flood of stock investors would bring.
He also pointed out that flows into bond funds were positive
in the month of January, hardly an indication of a rotation.
Citi's Levkovich also argues that bond investors are
unlikely to give up a 30-year rally in bonds so quickly. He said
stocks only began to see consistent outflows 26 months after the
tech bubble burst in March 2000. By that reading it could be
another year before a serious rotation begins.
On top of that, substantial flows continue to make their way
into bonds, even if it isn't low-yielding government debt.
January 2013 was the second best January on record for the
issuance of U.S high-grade debt, with $111.725 billion issued
during the month, according to International Finance Review.
Bill Gross, who runs the $285 billion Pimco Total Return
Fund, the world's largest bond fund, commented on Twitter on
Thursday that "January flows at Pimco show few signs of

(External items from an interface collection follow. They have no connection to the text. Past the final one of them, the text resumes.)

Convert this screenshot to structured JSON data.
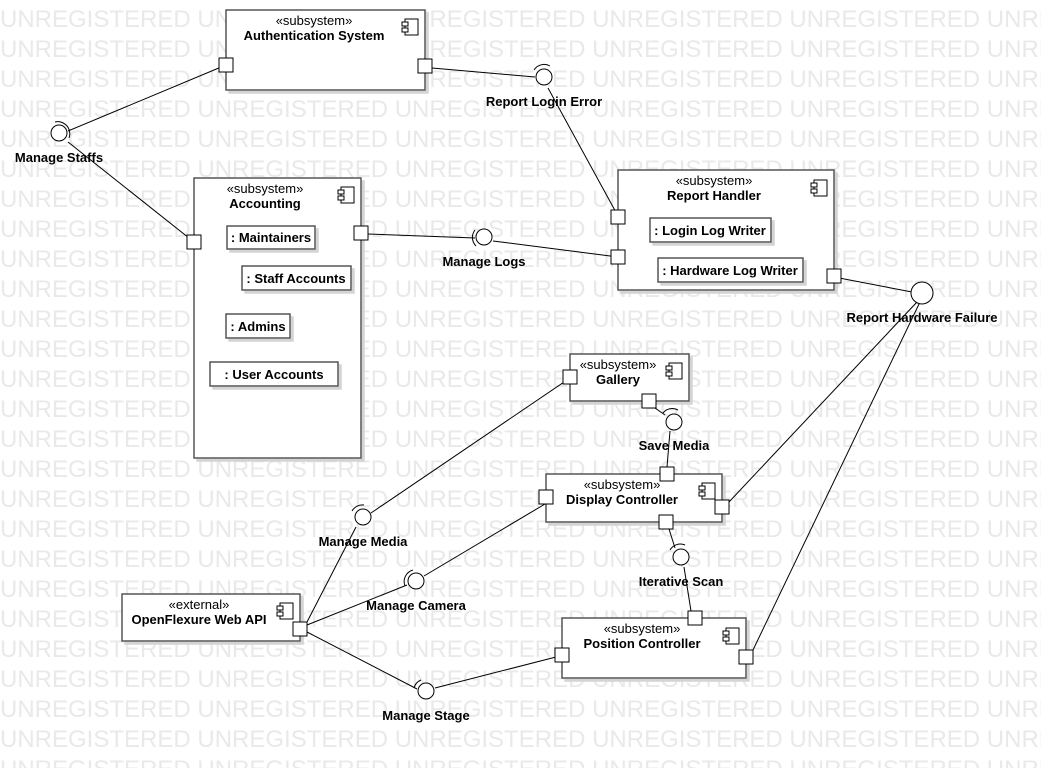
{
  "watermark_text": "UNREGISTERED",
  "components": [
    {
      "id": "auth",
      "stereotype": "«subsystem»",
      "name": "Authentication System"
    },
    {
      "id": "accounting",
      "stereotype": "«subsystem»",
      "name": "Accounting"
    },
    {
      "id": "report",
      "stereotype": "«subsystem»",
      "name": "Report Handler"
    },
    {
      "id": "gallery",
      "stereotype": "«subsystem»",
      "name": "Gallery"
    },
    {
      "id": "display",
      "stereotype": "«subsystem»",
      "name": "Display Controller"
    },
    {
      "id": "position",
      "stereotype": "«subsystem»",
      "name": "Position Controller"
    },
    {
      "id": "ofapi",
      "stereotype": "«external»",
      "name": "OpenFlexure Web API"
    }
  ],
  "parts": [
    {
      "id": "maintainers",
      "label": ": Maintainers"
    },
    {
      "id": "staffaccounts",
      "label": ": Staff Accounts"
    },
    {
      "id": "admins",
      "label": ": Admins"
    },
    {
      "id": "useraccounts",
      "label": ": User Accounts"
    },
    {
      "id": "loginlog",
      "label": ": Login Log Writer"
    },
    {
      "id": "hwlog",
      "label": ": Hardware Log Writer"
    }
  ],
  "interfaces": [
    {
      "id": "managestaffs",
      "label": "Manage Staffs"
    },
    {
      "id": "reportlogin",
      "label": "Report Login Error"
    },
    {
      "id": "managelogs",
      "label": "Manage Logs"
    },
    {
      "id": "reporthw",
      "label": "Report Hardware Failure"
    },
    {
      "id": "savemedia",
      "label": "Save Media"
    },
    {
      "id": "managemedia",
      "label": "Manage Media"
    },
    {
      "id": "iterscan",
      "label": "Iterative Scan"
    },
    {
      "id": "managecamera",
      "label": "Manage Camera"
    },
    {
      "id": "managestage",
      "label": "Manage Stage"
    }
  ]
}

bond/stock rotation," adding that cash and money markets may be
the source of inflows into stocks.
Indeed, the evidence suggests some of the money that went
into stock funds in January came from money markets after a
period in December when investors, worried about the budget
uncertainty in Washington, started parking money in late 2012.
Data from iMoneyNet shows investors placed $123 billion in
money market funds in the last two months of the year. In two
weeks in January, investors withdrew $31.45 billion of that, the
most since March 2012. But later in the month money actually
started flowing back.
(Additonal reporting by Caroline Valetkevitch; Editing by
Kenneth Barry; Wall St Week Ahead runs every Sunday. Comments on
this one can be sent to Edward.krudy(at)thomsonreuters.com)